# Brief
Print, exactly and without pictures, the lines from the one where "Extract the structured" appears down to the end of the entries.

# Records supplied

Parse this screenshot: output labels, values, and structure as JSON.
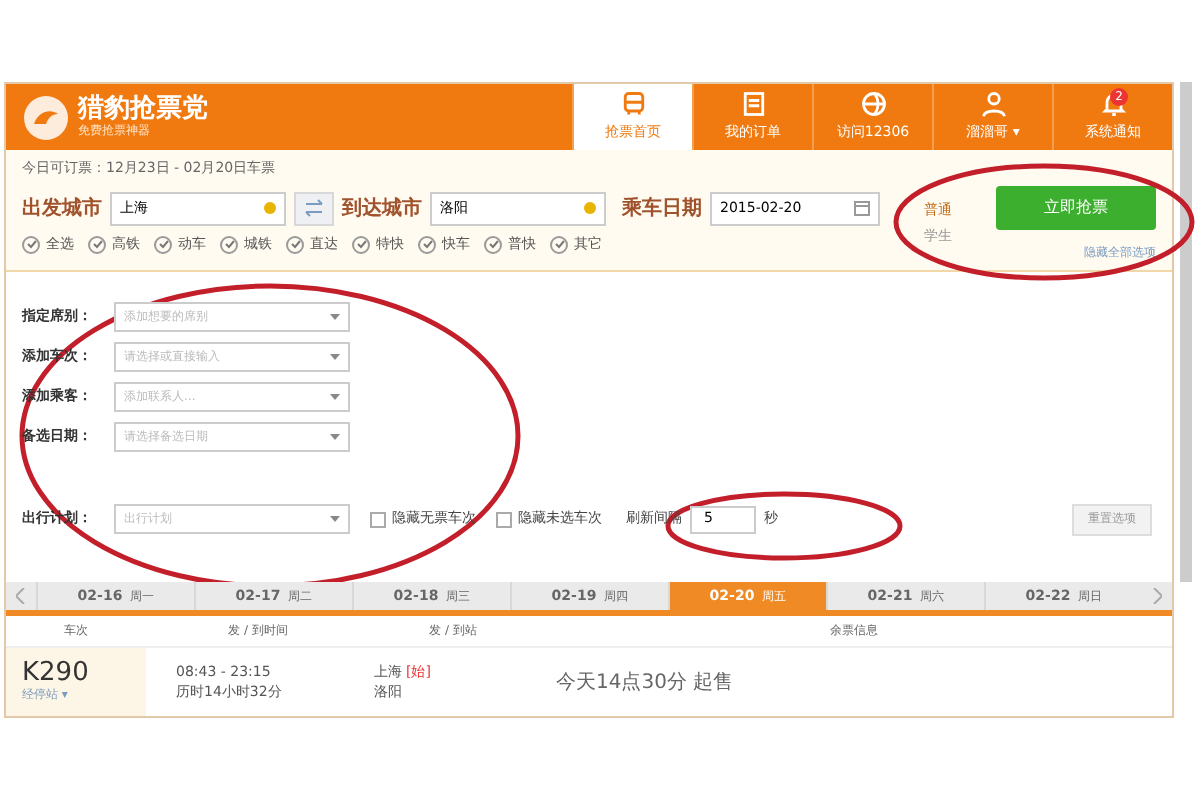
{
  "app": {
    "logo_title": "猎豹抢票党",
    "logo_subtitle": "免费抢票神器"
  },
  "nav": [
    {
      "label": "抢票首页",
      "selected": true
    },
    {
      "label": "我的订单",
      "selected": false
    },
    {
      "label": "访问12306",
      "selected": false
    },
    {
      "label": "溜溜哥 ▾",
      "selected": false
    },
    {
      "label": "系统通知",
      "selected": false,
      "badge": "2"
    }
  ],
  "booking_range": "今日可订票：12月23日 - 02月20日车票",
  "from": {
    "label": "出发城市",
    "value": "上海"
  },
  "to": {
    "label": "到达城市",
    "value": "洛阳"
  },
  "date": {
    "label": "乘车日期",
    "value": "2015-02-20"
  },
  "passenger_types": [
    {
      "label": "普通",
      "selected": true
    },
    {
      "label": "学生",
      "selected": false
    }
  ],
  "grab_button": "立即抢票",
  "train_types": [
    {
      "label": "全选",
      "checked": true
    },
    {
      "label": "高铁",
      "checked": true
    },
    {
      "label": "动车",
      "checked": true
    },
    {
      "label": "城铁",
      "checked": true
    },
    {
      "label": "直达",
      "checked": true
    },
    {
      "label": "特快",
      "checked": true
    },
    {
      "label": "快车",
      "checked": true
    },
    {
      "label": "普快",
      "checked": true
    },
    {
      "label": "其它",
      "checked": true
    }
  ],
  "hide_options_link": "隐藏全部选项",
  "options": [
    {
      "label": "指定席别：",
      "placeholder": "添加想要的席别"
    },
    {
      "label": "添加车次：",
      "placeholder": "请选择或直接输入"
    },
    {
      "label": "添加乘客：",
      "placeholder": "添加联系人..."
    },
    {
      "label": "备选日期：",
      "placeholder": "请选择备选日期"
    },
    {
      "label": "出行计划：",
      "placeholder": "出行计划"
    }
  ],
  "hide_checks": [
    {
      "label": "隐藏无票车次",
      "checked": false
    },
    {
      "label": "隐藏未选车次",
      "checked": false
    }
  ],
  "refresh": {
    "label": "刷新间隔",
    "value": "5",
    "unit": "秒"
  },
  "reset_button": "重置选项",
  "dates": [
    {
      "date": "02-16",
      "day": "周一",
      "selected": false
    },
    {
      "date": "02-17",
      "day": "周二",
      "selected": false
    },
    {
      "date": "02-18",
      "day": "周三",
      "selected": false
    },
    {
      "date": "02-19",
      "day": "周四",
      "selected": false
    },
    {
      "date": "02-20",
      "day": "周五",
      "selected": true
    },
    {
      "date": "02-21",
      "day": "周六",
      "selected": false
    },
    {
      "date": "02-22",
      "day": "周日",
      "selected": false
    }
  ],
  "table": {
    "columns": [
      "车次",
      "发 / 到时间",
      "发 / 到站",
      "余票信息"
    ],
    "rows": [
      {
        "train": "K290",
        "stops": "经停站 ▾",
        "times": "08:43 - 23:15",
        "duration": "历时14小时32分",
        "from": "上海",
        "from_tag": "[始]",
        "to": "洛阳",
        "status": "今天14点30分 起售"
      }
    ]
  }
}
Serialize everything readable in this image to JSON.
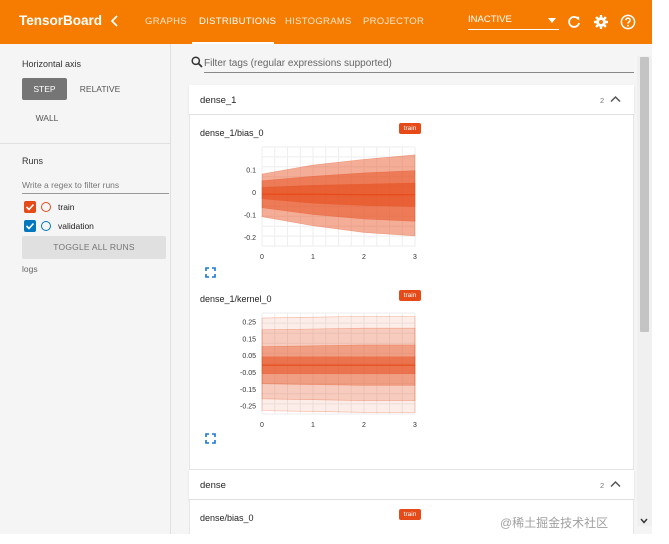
{
  "header": {
    "brand": "TensorBoard",
    "tabs": [
      {
        "label": "GRAPHS",
        "active": false
      },
      {
        "label": "DISTRIBUTIONS",
        "active": true
      },
      {
        "label": "HISTOGRAMS",
        "active": false
      },
      {
        "label": "PROJECTOR",
        "active": false
      }
    ],
    "run_selector": "INACTIVE",
    "icons": [
      "chevron-left-icon",
      "refresh-icon",
      "gear-icon",
      "help-icon"
    ]
  },
  "sidebar": {
    "horizontal_axis_title": "Horizontal axis",
    "axis_options": [
      {
        "label": "STEP",
        "active": true
      },
      {
        "label": "RELATIVE",
        "active": false
      },
      {
        "label": "WALL",
        "active": false
      }
    ],
    "runs_title": "Runs",
    "runs_filter_placeholder": "Write a regex to filter runs",
    "runs": [
      {
        "label": "train",
        "checked": true,
        "color": "#e64a19"
      },
      {
        "label": "validation",
        "checked": true,
        "color": "#0277bd"
      }
    ],
    "toggle_all_label": "TOGGLE ALL RUNS",
    "logdir": "logs"
  },
  "main": {
    "filter_placeholder": "Filter tags (regular expressions supported)",
    "categories": [
      {
        "name": "dense_1",
        "count": "2",
        "charts": [
          {
            "title": "dense_1/bias_0",
            "run_badge": "train",
            "y_ticks": [
              "0.1",
              "0",
              "-0.1",
              "-0.2"
            ],
            "x_ticks": [
              "0",
              "1",
              "2",
              "3"
            ]
          },
          {
            "title": "dense_1/kernel_0",
            "run_badge": "train",
            "y_ticks": [
              "0.25",
              "0.15",
              "0.05",
              "-0.05",
              "-0.15",
              "-0.25"
            ],
            "x_ticks": [
              "0",
              "1",
              "2",
              "3"
            ]
          }
        ]
      },
      {
        "name": "dense",
        "count": "2",
        "charts": [
          {
            "title": "dense/bias_0",
            "run_badge": "train"
          }
        ]
      }
    ]
  },
  "chart_data": [
    {
      "type": "area",
      "title": "dense_1/bias_0",
      "x": [
        0,
        1,
        2,
        3
      ],
      "ylim": [
        -0.24,
        0.2
      ],
      "xlim": [
        0,
        3
      ],
      "grid": true,
      "color": "#e64a19",
      "bands": [
        {
          "lower": [
            -0.11,
            -0.15,
            -0.18,
            -0.195
          ],
          "upper": [
            0.08,
            0.12,
            0.145,
            0.165
          ]
        },
        {
          "lower": [
            -0.07,
            -0.1,
            -0.12,
            -0.13
          ],
          "upper": [
            0.05,
            0.07,
            0.085,
            0.095
          ]
        },
        {
          "lower": [
            -0.03,
            -0.05,
            -0.06,
            -0.065
          ],
          "upper": [
            0.02,
            0.03,
            0.035,
            0.04
          ]
        }
      ],
      "median": [
        -0.01,
        -0.01,
        -0.012,
        -0.012
      ]
    },
    {
      "type": "area",
      "title": "dense_1/kernel_0",
      "x": [
        0,
        1,
        2,
        3
      ],
      "ylim": [
        -0.3,
        0.3
      ],
      "xlim": [
        0,
        3
      ],
      "grid": true,
      "color": "#e64a19",
      "bands": [
        {
          "lower": [
            -0.28,
            -0.285,
            -0.29,
            -0.29
          ],
          "upper": [
            0.27,
            0.275,
            0.28,
            0.28
          ]
        },
        {
          "lower": [
            -0.21,
            -0.215,
            -0.22,
            -0.22
          ],
          "upper": [
            0.2,
            0.205,
            0.21,
            0.21
          ]
        },
        {
          "lower": [
            -0.12,
            -0.125,
            -0.13,
            -0.13
          ],
          "upper": [
            0.1,
            0.105,
            0.11,
            0.11
          ]
        },
        {
          "lower": [
            -0.06,
            -0.06,
            -0.06,
            -0.06
          ],
          "upper": [
            0.04,
            0.04,
            0.04,
            0.04
          ]
        }
      ],
      "median": [
        -0.01,
        -0.01,
        -0.01,
        -0.01
      ]
    }
  ],
  "watermark": "@稀土掘金技术社区"
}
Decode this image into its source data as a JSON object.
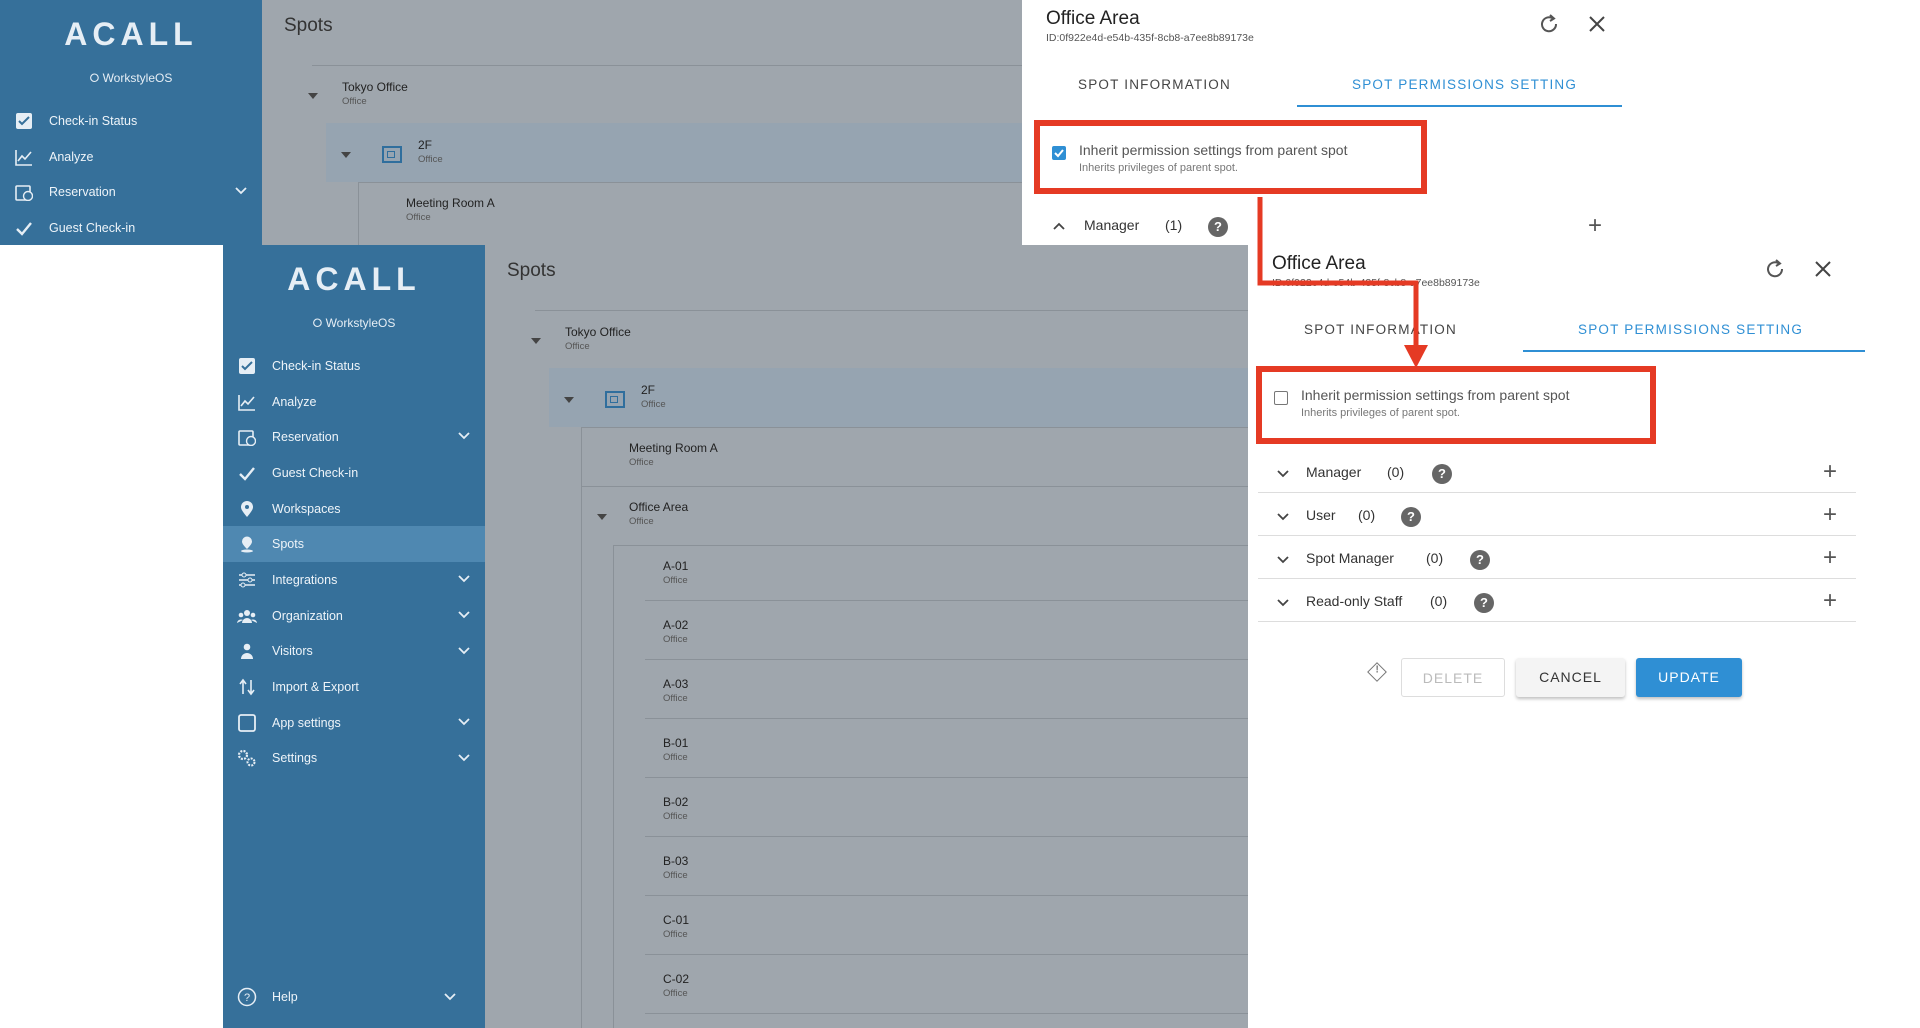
{
  "app": {
    "logo": "ACALL",
    "sublogo": "WorkstyleOS",
    "page_title": "Spots",
    "help_label": "Help"
  },
  "sidebar": {
    "items": [
      {
        "label": "Check-in Status",
        "icon": "checkbox-icon"
      },
      {
        "label": "Analyze",
        "icon": "chart-icon"
      },
      {
        "label": "Reservation",
        "icon": "calendar-icon"
      },
      {
        "label": "Guest Check-in",
        "icon": "check-icon"
      },
      {
        "label": "Workspaces",
        "icon": "pin-icon"
      },
      {
        "label": "Spots",
        "icon": "spot-icon"
      },
      {
        "label": "Integrations",
        "icon": "sliders-icon"
      },
      {
        "label": "Organization",
        "icon": "people-icon"
      },
      {
        "label": "Visitors",
        "icon": "visitor-icon"
      },
      {
        "label": "Import & Export",
        "icon": "transfer-icon"
      },
      {
        "label": "App settings",
        "icon": "tablet-icon"
      },
      {
        "label": "Settings",
        "icon": "gear-icon"
      }
    ]
  },
  "tree": {
    "root": {
      "name": "Tokyo Office",
      "type": "Office"
    },
    "floor": {
      "name": "2F",
      "type": "Office"
    },
    "rooms": [
      {
        "name": "Meeting Room A",
        "type": "Office"
      },
      {
        "name": "Office Area",
        "type": "Office"
      }
    ],
    "desks": [
      {
        "name": "A-01",
        "type": "Office"
      },
      {
        "name": "A-02",
        "type": "Office"
      },
      {
        "name": "A-03",
        "type": "Office"
      },
      {
        "name": "B-01",
        "type": "Office"
      },
      {
        "name": "B-02",
        "type": "Office"
      },
      {
        "name": "B-03",
        "type": "Office"
      },
      {
        "name": "C-01",
        "type": "Office"
      },
      {
        "name": "C-02",
        "type": "Office"
      }
    ]
  },
  "panel": {
    "title": "Office Area",
    "id_text": "ID:0f922e4d-e54b-435f-8cb8-a7ee8b89173e",
    "tabs": [
      "SPOT INFORMATION",
      "SPOT PERMISSIONS SETTING"
    ],
    "inherit_label": "Inherit permission settings from parent spot",
    "inherit_sub": "Inherits privileges of parent spot.",
    "before": {
      "inherit_checked": true,
      "manager_label": "Manager",
      "manager_count": "(1)"
    },
    "after": {
      "inherit_checked": false,
      "permissions": [
        {
          "name": "Manager",
          "count": "(0)"
        },
        {
          "name": "User",
          "count": "(0)"
        },
        {
          "name": "Spot Manager",
          "count": "(0)"
        },
        {
          "name": "Read-only Staff",
          "count": "(0)"
        }
      ]
    },
    "buttons": {
      "delete": "DELETE",
      "cancel": "CANCEL",
      "update": "UPDATE"
    }
  },
  "colors": {
    "sidebar": "#36709a",
    "sidebar_active": "#4f88b1",
    "content_overlay": "#9fa6ad",
    "accent": "#2f8fd4",
    "highlight": "#e53a24"
  }
}
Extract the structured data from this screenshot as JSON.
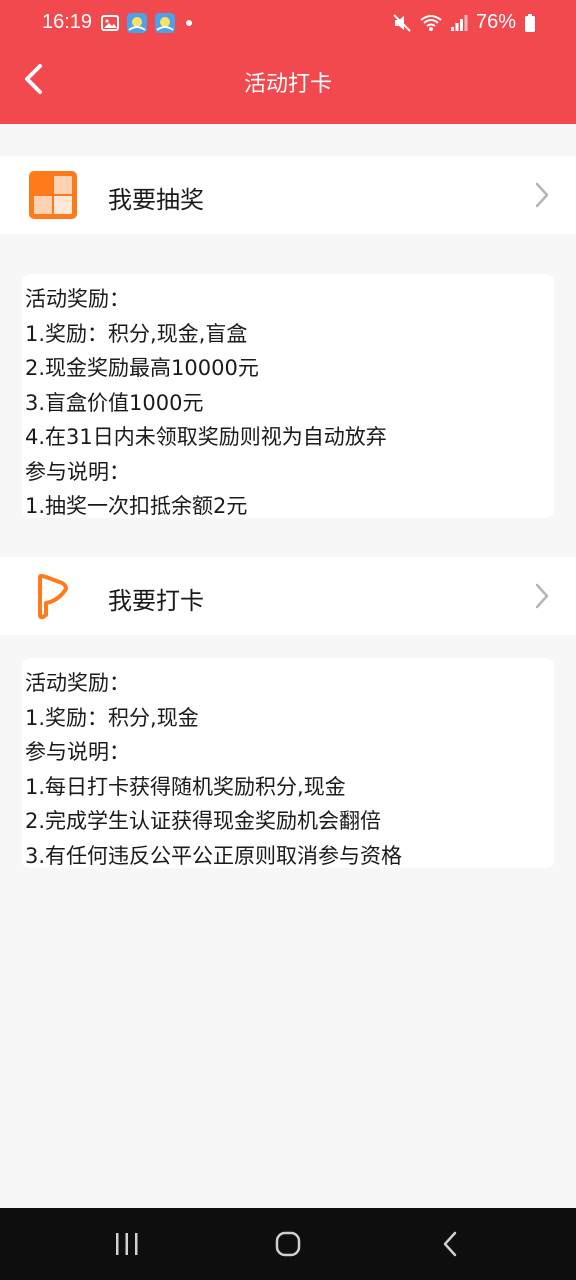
{
  "status_bar": {
    "time": "16:19",
    "battery": "76%"
  },
  "header": {
    "title": "活动打卡"
  },
  "lottery": {
    "label": "我要抽奖",
    "lines": [
      "活动奖励：",
      "1.奖励：积分,现金,盲盒",
      "2.现金奖励最高10000元",
      "3.盲盒价值1000元",
      "4.在31日内未领取奖励则视为自动放弃",
      "参与说明：",
      "1.抽奖一次扣抵余额2元"
    ]
  },
  "checkin": {
    "label": "我要打卡",
    "lines": [
      "活动奖励：",
      "1.奖励：积分,现金",
      "参与说明：",
      "1.每日打卡获得随机奖励积分,现金",
      "2.完成学生认证获得现金奖励机会翻倍",
      "3.有任何违反公平公正原则取消参与资格"
    ]
  },
  "colors": {
    "header_bg": "#f2494e",
    "accent_orange": "#ff7a1a",
    "page_bg": "#f7f7f7"
  },
  "icons": {
    "back": "chevron-left-icon",
    "lottery": "lottery-grid-icon",
    "checkin": "flag-icon",
    "row_arrow": "chevron-right-icon"
  }
}
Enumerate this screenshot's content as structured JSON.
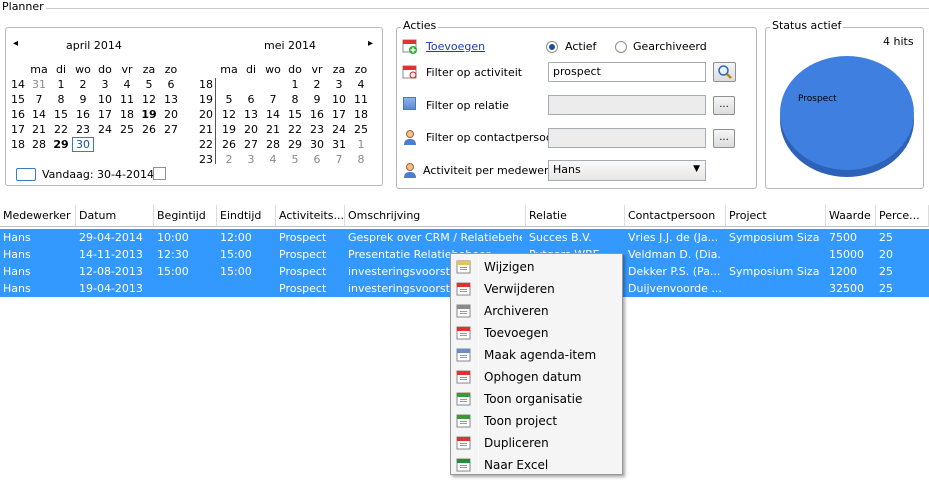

# Answer space
Extract the structured data from this screenshot as JSON.
{
  "status_bar": {
    "time": "16:19",
    "battery": "76%"
  },
  "header": {
    "title": "活动打卡"
  },
  "lottery": {
    "label": "我要抽奖",
    "lines": [
      "活动奖励：",
      "1.奖励：积分,现金,盲盒",
      "2.现金奖励最高10000元",
      "3.盲盒价值1000元",
      "4.在31日内未领取奖励则视为自动放弃",
      "参与说明：",
      "1.抽奖一次扣抵余额2元"
    ]
  },
  "checkin": {
    "label": "我要打卡",
    "lines": [
      "活动奖励：",
      "1.奖励：积分,现金",
      "参与说明：",
      "1.每日打卡获得随机奖励积分,现金",
      "2.完成学生认证获得现金奖励机会翻倍",
      "3.有任何违反公平公正原则取消参与资格"
    ]
  },
  "colors": {
    "header_bg": "#f2494e",
    "accent_orange": "#ff7a1a",
    "page_bg": "#f7f7f7"
  },
  "icons": {
    "back": "chevron-left-icon",
    "lottery": "lottery-grid-icon",
    "checkin": "flag-icon",
    "row_arrow": "chevron-right-icon"
  }
}
Enumerate this screenshot's content as structured JSON.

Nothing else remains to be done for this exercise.